It may be concluded that there is no existent to whose existence evil is essentially attributed. Therefore, evil does not need any origin or creator, for creation and being brought into existence are restricted to existence. This is the answer to the first question presented in the introduction to this lesson.
Another question is why the world was created in such a way that it contains so much evil and imperfection. This question may be raised even after it is accepted that the source of the abstraction of evil is nothingness, for it may be asked why the cosmos has not been created in such a way that existence replaced nothingness.
The answer to this question is obtained by focusing on the essential characteristics of the natural world. In explanation it may be said that the reciprocal actions and reactions of material existents, change, alteration, conflict, and interference are essential characteristics of the material world. If these characteristics did not exist, there would be no material world.
In other words, the specific causal system of material existents is an essential system required by the very nature of material existents. Therefore, the material world must either come into existence with this system or it would not come into existence at all.
However, in addition to the fact that absolute divine grace necessitates its creation, it is contrary to wisdom to abandon its coming into existence, for its goodness is much more than its accidental evil; and even the ontological perfections of perfect men alone are sufficient to overweigh all the evil of the cosmos.
On the one hand, the appearance of a new phenomenon depends on the destruction of an earlier phenomenon; likewise, the survival of living existents is due to nourishment from vegetables or other animals. On the other hand, perfections of the souls of men are obtained only in the shadow of difficulties and misfortunes borne by them. The existence of calamities and disasters leads man to dispel his negligence, to discover the real essence of this world and to take lessons from events.

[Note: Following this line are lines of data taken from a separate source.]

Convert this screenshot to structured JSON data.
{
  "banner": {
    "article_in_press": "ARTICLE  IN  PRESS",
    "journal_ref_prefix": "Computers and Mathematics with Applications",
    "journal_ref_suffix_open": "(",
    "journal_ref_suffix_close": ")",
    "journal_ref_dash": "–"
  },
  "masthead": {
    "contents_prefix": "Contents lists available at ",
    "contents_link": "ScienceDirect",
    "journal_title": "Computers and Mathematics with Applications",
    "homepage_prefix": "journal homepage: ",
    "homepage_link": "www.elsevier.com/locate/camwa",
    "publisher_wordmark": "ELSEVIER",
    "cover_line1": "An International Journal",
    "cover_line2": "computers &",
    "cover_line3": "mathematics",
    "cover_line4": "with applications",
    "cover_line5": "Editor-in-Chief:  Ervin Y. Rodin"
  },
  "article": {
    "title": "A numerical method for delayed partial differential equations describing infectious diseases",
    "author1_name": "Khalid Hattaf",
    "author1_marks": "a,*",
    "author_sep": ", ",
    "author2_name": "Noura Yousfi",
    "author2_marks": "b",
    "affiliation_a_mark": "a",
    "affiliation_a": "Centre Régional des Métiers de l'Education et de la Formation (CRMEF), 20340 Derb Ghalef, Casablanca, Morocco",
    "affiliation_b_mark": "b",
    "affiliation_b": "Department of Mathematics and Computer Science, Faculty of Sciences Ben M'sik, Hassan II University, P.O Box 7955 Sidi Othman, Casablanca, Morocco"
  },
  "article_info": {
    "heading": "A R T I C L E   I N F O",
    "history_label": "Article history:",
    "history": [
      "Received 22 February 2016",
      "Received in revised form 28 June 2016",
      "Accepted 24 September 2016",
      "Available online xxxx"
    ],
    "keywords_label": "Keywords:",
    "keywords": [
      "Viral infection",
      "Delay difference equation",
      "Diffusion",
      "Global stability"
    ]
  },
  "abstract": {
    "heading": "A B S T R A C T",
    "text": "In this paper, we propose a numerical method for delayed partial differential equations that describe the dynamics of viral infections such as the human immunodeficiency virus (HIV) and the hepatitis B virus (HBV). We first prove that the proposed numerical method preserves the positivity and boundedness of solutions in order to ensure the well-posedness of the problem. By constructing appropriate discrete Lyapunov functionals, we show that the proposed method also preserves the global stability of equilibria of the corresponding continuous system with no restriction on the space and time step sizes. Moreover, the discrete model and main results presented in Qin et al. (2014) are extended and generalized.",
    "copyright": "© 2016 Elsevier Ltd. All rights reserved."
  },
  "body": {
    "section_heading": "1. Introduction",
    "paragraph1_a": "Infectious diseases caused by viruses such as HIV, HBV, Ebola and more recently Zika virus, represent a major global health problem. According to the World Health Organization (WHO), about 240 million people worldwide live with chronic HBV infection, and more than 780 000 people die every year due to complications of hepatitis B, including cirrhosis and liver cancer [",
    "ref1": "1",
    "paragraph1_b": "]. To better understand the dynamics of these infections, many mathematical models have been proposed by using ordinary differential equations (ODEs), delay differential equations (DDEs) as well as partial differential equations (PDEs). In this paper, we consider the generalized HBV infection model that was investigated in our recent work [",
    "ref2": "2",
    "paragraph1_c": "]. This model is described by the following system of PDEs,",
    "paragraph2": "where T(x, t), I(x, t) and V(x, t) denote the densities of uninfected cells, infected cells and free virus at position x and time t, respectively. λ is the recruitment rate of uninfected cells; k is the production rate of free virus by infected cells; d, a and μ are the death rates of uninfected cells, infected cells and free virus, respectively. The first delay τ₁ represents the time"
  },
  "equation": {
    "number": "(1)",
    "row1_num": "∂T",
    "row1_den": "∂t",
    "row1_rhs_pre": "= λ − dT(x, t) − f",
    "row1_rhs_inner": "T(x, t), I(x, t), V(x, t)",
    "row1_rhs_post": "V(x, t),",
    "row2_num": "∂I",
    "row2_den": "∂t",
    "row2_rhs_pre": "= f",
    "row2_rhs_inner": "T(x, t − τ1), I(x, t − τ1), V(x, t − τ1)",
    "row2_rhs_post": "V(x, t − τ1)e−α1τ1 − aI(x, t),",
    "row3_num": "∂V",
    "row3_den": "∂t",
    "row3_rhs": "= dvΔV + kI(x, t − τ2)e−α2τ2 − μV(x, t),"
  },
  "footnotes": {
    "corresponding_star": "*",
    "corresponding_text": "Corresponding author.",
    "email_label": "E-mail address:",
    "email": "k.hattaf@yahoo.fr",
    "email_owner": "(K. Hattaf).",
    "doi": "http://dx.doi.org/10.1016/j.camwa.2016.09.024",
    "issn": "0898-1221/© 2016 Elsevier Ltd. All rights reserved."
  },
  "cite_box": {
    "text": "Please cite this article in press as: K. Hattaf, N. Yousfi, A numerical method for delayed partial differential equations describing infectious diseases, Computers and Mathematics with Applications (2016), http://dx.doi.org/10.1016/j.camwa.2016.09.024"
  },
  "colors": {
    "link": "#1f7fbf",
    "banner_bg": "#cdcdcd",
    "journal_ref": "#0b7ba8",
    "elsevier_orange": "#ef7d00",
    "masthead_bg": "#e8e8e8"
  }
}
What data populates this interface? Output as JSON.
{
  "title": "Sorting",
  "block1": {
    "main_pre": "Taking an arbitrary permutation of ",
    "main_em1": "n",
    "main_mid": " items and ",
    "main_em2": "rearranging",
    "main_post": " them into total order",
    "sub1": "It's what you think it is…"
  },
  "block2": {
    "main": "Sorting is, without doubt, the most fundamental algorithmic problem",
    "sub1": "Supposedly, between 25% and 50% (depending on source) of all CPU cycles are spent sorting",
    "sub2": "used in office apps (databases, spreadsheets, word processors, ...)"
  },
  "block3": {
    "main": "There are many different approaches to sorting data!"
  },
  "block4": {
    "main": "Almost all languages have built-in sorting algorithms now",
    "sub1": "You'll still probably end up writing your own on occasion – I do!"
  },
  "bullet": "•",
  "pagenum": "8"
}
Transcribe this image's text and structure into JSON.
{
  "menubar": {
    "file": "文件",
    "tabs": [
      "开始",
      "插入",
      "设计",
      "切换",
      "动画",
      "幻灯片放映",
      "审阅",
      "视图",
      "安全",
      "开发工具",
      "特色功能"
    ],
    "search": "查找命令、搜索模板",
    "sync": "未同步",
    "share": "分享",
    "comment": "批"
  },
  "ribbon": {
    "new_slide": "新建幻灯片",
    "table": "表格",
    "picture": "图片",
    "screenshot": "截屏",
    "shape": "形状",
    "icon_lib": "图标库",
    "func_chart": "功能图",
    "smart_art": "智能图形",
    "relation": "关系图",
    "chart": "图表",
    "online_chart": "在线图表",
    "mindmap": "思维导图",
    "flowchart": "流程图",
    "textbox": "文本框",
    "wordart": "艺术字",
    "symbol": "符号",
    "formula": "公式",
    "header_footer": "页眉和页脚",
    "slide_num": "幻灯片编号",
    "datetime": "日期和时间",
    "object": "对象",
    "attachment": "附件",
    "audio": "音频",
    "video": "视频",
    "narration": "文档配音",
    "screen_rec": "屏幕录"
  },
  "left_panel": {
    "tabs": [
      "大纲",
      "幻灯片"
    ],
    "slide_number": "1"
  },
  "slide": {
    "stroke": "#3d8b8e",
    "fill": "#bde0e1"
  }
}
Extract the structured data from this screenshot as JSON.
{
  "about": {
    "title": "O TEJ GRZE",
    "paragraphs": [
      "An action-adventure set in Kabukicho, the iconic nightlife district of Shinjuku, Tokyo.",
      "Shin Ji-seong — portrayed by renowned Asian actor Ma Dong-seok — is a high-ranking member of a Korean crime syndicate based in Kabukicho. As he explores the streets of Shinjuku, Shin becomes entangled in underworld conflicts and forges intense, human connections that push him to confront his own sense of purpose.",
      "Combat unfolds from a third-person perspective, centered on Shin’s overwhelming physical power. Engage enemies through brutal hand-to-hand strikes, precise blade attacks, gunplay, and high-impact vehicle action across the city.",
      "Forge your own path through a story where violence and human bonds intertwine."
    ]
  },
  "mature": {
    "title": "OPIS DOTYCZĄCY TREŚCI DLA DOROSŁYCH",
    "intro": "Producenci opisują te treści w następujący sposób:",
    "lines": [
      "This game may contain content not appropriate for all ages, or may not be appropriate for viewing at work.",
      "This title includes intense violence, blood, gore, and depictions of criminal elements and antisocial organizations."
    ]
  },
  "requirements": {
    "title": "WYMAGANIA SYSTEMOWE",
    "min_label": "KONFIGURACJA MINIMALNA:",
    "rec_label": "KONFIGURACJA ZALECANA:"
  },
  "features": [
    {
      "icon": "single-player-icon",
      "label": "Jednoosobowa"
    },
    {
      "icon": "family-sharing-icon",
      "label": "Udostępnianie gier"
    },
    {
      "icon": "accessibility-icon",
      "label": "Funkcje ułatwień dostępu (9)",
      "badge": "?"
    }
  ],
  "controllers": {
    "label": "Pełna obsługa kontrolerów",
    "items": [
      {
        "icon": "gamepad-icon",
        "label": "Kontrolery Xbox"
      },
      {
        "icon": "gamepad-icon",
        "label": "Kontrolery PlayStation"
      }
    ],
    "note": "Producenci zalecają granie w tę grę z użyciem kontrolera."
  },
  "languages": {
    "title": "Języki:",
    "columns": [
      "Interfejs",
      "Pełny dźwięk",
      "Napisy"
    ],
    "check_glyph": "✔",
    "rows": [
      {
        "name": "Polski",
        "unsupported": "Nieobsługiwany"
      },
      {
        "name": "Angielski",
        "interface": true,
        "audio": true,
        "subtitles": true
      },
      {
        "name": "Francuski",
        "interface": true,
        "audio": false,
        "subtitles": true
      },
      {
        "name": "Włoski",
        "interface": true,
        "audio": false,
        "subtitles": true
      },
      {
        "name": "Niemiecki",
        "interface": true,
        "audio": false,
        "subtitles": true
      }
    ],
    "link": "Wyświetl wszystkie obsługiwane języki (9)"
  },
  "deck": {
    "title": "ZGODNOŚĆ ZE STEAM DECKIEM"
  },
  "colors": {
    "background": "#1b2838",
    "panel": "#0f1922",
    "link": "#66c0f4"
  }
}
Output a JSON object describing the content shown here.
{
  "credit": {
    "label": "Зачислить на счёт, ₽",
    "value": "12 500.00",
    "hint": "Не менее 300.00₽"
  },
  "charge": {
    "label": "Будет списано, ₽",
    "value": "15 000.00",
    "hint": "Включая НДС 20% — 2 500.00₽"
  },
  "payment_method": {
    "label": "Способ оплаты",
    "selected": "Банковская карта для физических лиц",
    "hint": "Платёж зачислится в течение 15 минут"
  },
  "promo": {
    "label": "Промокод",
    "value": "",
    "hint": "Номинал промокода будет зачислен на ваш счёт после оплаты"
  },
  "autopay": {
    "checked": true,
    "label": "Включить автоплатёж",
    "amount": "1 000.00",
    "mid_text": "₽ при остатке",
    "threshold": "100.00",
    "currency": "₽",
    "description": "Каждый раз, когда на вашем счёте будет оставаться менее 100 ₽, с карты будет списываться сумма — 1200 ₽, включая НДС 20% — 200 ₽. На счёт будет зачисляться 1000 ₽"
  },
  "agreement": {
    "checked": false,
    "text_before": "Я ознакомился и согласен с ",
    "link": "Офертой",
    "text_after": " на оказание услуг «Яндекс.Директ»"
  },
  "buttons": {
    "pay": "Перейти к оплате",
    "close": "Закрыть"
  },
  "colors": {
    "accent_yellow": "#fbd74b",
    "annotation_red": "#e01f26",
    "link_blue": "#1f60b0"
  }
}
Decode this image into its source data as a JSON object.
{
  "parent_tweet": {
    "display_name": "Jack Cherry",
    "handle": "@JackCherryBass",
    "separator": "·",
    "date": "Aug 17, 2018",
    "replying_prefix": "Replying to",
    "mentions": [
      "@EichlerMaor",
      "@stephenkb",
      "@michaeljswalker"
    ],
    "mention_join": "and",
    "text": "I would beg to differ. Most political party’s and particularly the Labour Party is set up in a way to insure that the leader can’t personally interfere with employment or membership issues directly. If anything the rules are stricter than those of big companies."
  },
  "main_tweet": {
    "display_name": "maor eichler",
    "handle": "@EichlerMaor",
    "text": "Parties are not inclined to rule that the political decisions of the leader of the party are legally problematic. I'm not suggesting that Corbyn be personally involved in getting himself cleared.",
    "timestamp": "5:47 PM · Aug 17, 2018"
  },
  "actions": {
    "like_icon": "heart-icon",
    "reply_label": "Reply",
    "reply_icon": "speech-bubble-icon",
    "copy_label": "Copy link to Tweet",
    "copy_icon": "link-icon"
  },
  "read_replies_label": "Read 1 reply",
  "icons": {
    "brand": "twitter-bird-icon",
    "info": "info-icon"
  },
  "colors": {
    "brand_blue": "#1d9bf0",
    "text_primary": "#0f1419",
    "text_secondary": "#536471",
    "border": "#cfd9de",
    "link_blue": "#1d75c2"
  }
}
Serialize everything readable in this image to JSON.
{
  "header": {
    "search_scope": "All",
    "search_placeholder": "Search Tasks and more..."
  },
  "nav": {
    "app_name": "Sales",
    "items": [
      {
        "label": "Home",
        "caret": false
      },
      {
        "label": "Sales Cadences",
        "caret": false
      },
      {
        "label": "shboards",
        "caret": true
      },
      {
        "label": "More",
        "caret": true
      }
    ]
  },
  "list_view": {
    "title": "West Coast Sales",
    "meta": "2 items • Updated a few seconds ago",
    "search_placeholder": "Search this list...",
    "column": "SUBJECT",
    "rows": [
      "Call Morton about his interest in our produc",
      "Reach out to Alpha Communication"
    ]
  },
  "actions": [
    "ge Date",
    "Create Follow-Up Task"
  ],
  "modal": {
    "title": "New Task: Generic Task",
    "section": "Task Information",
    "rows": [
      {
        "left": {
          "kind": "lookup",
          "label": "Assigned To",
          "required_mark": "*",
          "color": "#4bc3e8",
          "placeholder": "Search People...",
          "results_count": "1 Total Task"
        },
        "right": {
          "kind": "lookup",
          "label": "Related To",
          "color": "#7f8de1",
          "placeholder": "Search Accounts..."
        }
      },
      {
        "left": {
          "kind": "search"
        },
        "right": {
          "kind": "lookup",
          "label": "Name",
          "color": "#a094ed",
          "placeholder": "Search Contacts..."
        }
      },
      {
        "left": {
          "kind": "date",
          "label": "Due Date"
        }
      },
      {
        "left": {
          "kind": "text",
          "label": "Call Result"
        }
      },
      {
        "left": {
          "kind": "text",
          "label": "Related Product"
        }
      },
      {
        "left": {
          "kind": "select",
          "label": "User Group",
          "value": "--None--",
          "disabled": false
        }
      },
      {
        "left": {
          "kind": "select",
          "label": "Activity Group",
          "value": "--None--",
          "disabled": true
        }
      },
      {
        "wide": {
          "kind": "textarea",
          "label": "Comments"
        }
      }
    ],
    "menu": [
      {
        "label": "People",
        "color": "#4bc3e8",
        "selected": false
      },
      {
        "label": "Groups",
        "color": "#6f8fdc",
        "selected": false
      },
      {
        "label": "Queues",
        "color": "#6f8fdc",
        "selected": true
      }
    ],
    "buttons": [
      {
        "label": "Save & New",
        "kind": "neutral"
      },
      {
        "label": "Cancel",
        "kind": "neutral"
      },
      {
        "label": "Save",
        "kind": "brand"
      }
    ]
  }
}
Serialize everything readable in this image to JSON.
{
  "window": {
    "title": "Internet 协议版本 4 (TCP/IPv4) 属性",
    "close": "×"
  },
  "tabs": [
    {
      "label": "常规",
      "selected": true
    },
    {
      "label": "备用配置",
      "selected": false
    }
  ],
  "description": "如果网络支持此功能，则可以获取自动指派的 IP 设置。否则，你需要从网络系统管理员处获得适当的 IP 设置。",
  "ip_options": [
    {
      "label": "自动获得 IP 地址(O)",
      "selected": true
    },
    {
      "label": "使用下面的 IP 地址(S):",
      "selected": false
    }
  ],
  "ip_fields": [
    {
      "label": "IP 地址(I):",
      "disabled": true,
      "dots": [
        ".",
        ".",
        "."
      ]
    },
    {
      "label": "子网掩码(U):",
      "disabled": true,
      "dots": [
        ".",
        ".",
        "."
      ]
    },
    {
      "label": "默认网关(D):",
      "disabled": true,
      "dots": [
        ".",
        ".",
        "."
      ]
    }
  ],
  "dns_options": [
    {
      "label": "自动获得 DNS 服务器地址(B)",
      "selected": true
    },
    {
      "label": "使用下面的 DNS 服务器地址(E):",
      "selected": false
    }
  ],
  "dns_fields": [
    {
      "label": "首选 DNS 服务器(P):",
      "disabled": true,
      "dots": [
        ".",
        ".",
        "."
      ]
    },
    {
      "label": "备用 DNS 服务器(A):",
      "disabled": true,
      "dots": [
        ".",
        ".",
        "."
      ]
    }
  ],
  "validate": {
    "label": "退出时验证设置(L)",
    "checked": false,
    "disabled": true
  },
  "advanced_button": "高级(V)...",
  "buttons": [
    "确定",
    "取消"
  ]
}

Thinking about the scheme of human life will be enough to discover the wisdom of this system. Even thinking about a single aspect of this order, e.g., human life and death, will suffice us, for if there were no death, not only could man attain no heavenly felicity, but also, no man would take warning from the death of others, and basically, not even worldly comfort would be possible.
For example, if all earlier people survived, today, the earth could not provide sufficient dwellings for man, let alone food and other necessities of life. Therefore, such evils are necessary for goods of these kinds to occur.
It may be concluded that, first, evils and imperfections of this cosmos are necessities which are inseparable from its causal system, and its evil aspects, which originate in aspects of nothingness, are not essentially objects of divine love and will. They can only be considered to be objects of Divine Will, creation, decree and destiny accidentally.
Second, the goodness of the cosmos overweighs these accidental evils, and it is contrary to wisdom and purposefulness to abandon excessive goodness for the sake of preventing the appearance of limited evils.
Third, even these limited relational accidental evils have many advantages, some of which were indicated. The more human knowledge develops, the more does man discover the secrets of the cosmos and the wisdom that underlies them.
Lord, increase our knowledge, faith and love with respect to You and those beloved by You, and let us be true followers of the last of Your chosen prophets and his pure household, and let us be included in the graces of Your great friend, the present Imam, may his emergence be hastened, and grant that we may be successful in thanking You for Your blessings and in performing the best deeds which are pleasing to You with perfect sincerity. And may Your salutations be sent without end for Muhammad and the Family of Muhammad, salutations whose blessings may overflow to include the rest of Your creation.